I read (or more accurately, listened, since I purchased this as an unabridged audio book) because I was disappointed when Pluto was no longer listed as our ninth planet. Like many others, I grew up learning the nine planets, and while it was sometimes confusing to me about which planet was positioned where, Pluto was always easy to identify! It was always the tiny planet WAY OUT THERE away from everyone else, maybe even a bit lonely. But to be fair, I had no scientific reason for being unhappy that Pluto was now tagged as a "dwarf planet"; my reasons were purely emotional and sentimental. When I came upon this book, it seemed like the perfect time to get better educated on this matter, and determine if my unscientific reasons could be justified.
The author, Mike Brown, is a CalTech astronomer who has been looking for and discovering new objects in our solar systems for many years.
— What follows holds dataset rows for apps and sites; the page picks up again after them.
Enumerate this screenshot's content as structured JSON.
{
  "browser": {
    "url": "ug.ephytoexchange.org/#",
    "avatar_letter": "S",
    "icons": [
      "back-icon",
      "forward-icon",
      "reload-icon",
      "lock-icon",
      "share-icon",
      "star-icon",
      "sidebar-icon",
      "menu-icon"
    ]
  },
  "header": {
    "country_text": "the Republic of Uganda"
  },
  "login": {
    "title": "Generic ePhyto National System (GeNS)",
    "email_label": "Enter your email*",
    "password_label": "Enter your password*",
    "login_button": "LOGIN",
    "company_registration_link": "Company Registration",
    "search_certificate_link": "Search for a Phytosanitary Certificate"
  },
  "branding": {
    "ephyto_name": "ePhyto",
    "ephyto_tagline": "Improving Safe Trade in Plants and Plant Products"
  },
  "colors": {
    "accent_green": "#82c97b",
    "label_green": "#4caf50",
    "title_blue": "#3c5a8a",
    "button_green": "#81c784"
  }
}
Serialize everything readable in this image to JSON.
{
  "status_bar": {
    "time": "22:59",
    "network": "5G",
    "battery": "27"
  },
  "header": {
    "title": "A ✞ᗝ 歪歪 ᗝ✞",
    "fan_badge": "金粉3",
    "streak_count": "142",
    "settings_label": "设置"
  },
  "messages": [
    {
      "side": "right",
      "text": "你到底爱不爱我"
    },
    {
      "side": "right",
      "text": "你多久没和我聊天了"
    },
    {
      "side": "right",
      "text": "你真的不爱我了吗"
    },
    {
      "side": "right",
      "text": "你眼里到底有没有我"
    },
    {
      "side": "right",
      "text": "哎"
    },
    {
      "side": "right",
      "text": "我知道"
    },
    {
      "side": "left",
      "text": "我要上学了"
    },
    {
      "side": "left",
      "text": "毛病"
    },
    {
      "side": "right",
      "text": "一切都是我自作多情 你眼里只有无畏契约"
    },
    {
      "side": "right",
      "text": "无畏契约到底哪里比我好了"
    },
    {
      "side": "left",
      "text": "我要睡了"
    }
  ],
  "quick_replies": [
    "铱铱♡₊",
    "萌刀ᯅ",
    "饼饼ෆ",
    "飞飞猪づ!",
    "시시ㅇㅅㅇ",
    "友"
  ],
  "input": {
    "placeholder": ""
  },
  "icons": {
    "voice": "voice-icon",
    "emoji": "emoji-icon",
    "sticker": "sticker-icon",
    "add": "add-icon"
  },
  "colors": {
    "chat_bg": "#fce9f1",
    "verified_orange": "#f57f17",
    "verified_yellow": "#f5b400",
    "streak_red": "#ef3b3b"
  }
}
In fact, he discovered what would have been our tenth planet, Eris, had the definition of "planet" not been changed. Over the course of the book, we learn the process that astronomers use to search the sky using specially-designed cameras and telescopes, and how computers and software help astronomers decipher what they see. It's not all glamorous!
By the end of the book, I have to admit I was convinced: Pluto should be listed as a "dwarf planet". But I recommend this book to anyone who has even a passing interest in astronomy, not just an interest in the "is it a planet?" debate. The book is very approachable.
-- Notes by LFW